change in order to create new value. Learn more about the methodology below.
Why businesses today need
a design perspective
There is a growing trend of applying design perspectives to broader areas of business. Progress of the information age is one major factor behind the shift. The value of design has expanded beyond the narrow definition of simply product form, to include aspects like information, communication, services, systems and other intangibles.
Diversification of society and the advancement of information technology has also created the VUCA (*1) era. In an increasingly fluid world, many deep-rooted business values have reached a turning point. To adapt to this situation, people are taking more interest in design methodologies that facilitate the creation of new ideas or approaches.
Design research as a key
to developing a new vision
As the methodology of design research is still being theorized by design firms and design schools globally, it does not have a clear definition yet. Despite this, people are eager to engage with its ideas and outcomes. In this section, we will explore the reasons for this growing interest, the importance of design research, and its characteristics from Sony’s perspective.
One of the missions of the Creative Center, Sony's design division, is to visualize Sony’s future from a design perspective. But the future has never been more uncertain, and traditional empirical methods are no longer enough to be visionary.
How do we create products, services, systems or ideas that are truly revolutionary? Design research starts with asking that question and then looking for hints. This approach is a departure from established research methods in business.
Marketing research (market research), for example, serves to test the validity of a premise, which can be in the form of a technology or an idea. The hypotheses and statistical data relevant to that premise already exist. Design research, however, extends to a much earlier stage. It involves picking up clues that that lead to ideas, from which one can collect findings and begin designing for the future.
The difference between
marketing research and design research
In marketing research, validating an idea or hypothesis requires us to assume a target audience in advance and to be objective. As that requires quantitative research, outside professionals with expertise in statistical research and analysis normally handle the numbers before passing that input to those carrying out the marketing research.
On the other hand, design research explores dynamics that may lack any hard evidence, relying on observation and insight to derive clues and ideas. The researchers find insights through individual awareness as they experience things from consumer perspectives, which is a subjective process. This approach shares common threads with design thinking, which is one of the practices of design research. It is a qualitative research process that delves into themes with a grounding in empathy and understanding, rather than interpreting findings from data in terms of the greatest common denominator.

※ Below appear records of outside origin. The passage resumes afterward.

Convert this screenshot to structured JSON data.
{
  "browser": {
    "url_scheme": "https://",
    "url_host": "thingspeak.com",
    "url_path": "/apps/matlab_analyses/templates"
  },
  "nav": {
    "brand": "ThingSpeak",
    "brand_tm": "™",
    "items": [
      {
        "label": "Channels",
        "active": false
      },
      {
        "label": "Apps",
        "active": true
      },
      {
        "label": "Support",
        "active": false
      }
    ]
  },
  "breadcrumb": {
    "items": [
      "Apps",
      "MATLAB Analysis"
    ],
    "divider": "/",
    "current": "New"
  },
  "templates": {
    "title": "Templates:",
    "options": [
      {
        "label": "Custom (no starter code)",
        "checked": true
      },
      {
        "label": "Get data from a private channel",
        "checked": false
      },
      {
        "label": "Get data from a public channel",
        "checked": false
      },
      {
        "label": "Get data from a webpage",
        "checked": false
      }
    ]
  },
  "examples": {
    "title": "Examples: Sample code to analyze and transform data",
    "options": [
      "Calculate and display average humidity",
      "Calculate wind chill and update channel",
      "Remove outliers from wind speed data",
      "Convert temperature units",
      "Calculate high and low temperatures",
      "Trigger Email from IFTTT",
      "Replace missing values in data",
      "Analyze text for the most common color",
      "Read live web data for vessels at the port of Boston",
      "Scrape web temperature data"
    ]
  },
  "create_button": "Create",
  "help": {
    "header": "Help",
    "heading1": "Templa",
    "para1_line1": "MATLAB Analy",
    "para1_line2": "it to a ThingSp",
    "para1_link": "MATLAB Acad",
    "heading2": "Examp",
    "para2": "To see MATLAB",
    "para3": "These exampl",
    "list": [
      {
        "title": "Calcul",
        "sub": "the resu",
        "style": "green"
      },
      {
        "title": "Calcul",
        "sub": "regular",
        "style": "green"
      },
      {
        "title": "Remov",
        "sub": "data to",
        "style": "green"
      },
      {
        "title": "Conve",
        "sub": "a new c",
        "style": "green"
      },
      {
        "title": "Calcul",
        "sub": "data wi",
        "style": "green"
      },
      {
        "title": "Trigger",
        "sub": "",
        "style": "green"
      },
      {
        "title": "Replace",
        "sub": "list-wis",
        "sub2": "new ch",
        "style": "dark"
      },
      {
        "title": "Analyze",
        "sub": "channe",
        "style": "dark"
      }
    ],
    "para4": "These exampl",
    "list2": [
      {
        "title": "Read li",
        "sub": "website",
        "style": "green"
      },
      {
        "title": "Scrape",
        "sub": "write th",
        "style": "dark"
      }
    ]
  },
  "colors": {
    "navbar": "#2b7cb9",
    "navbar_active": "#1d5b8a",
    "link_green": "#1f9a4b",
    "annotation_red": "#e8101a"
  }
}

This method of observing and understanding people and the world–and extracting inspiration from these insights– has long been a fundamental part of the designer’s work. Design research represents further development of this approach, one that gives it broader applications.
Going beyond research in the narrow sense

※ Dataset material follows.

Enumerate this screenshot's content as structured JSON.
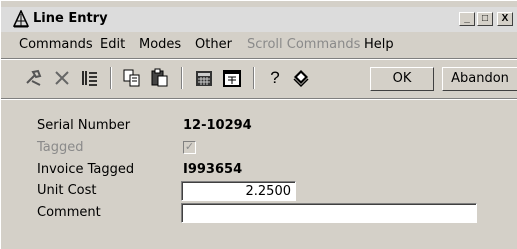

to shape the future
Another distinguishing feature of design research is that it goes beyond just research.
Design is an attempt to create a better future by solving the problems of the present. It is important for the problem-solvers to conduct field research and to experience the issues firsthand. By employing methods like ethnography (*2) and in-depth expert interviews, they develop an understanding of the feelings and emotions of people, something that is difficult to capture through quantitative research alone.
The Creative Center offers discussions and analyses based on knowledge from multiple disciplines, including sociology, psychology, cultural anthropology, and philosophy. These are all academic fields that help us understand human beings.
Examples of design research
The Creative Center has been undertaking and utilizing design research in a variety of ways.
One such activity is DESIGN VISION, which deciphers the latest social trends and attitudes to provide a story to guide Sony's direction for the future. Designers themselves conduct field research and interviews in selected cities globally, taking their insights and workshopping them upon their return. The results are compiled in a report released annually, titled Design Vision Insight, which is shared company-wide.
The CMF Framework project provides guideposts for future design direction with respect to CMF (Color, Material, and Finish). Given that the CMF elements have a profound influence on the impression and value of a given product, the CMF Framework project aims to detect changes in the sensory perceptions and deeper psychologies of consumers around the world.
We have also implemented design research in a variety of product and service case studies, including a the project to develop VENICE, a next-generation cinematography camera. We are working to create design and value while opening up new perspectives.
Sony Creative Center has always focused on the role that design should play in society.
Our designers are taking the initiative to create the future.
By organizing the unique design research methodology and processes we have developed,
we hope to broaden the application of design's problem-solving capabilities into new areas.
In doing so, we believe we can contribute to a better future.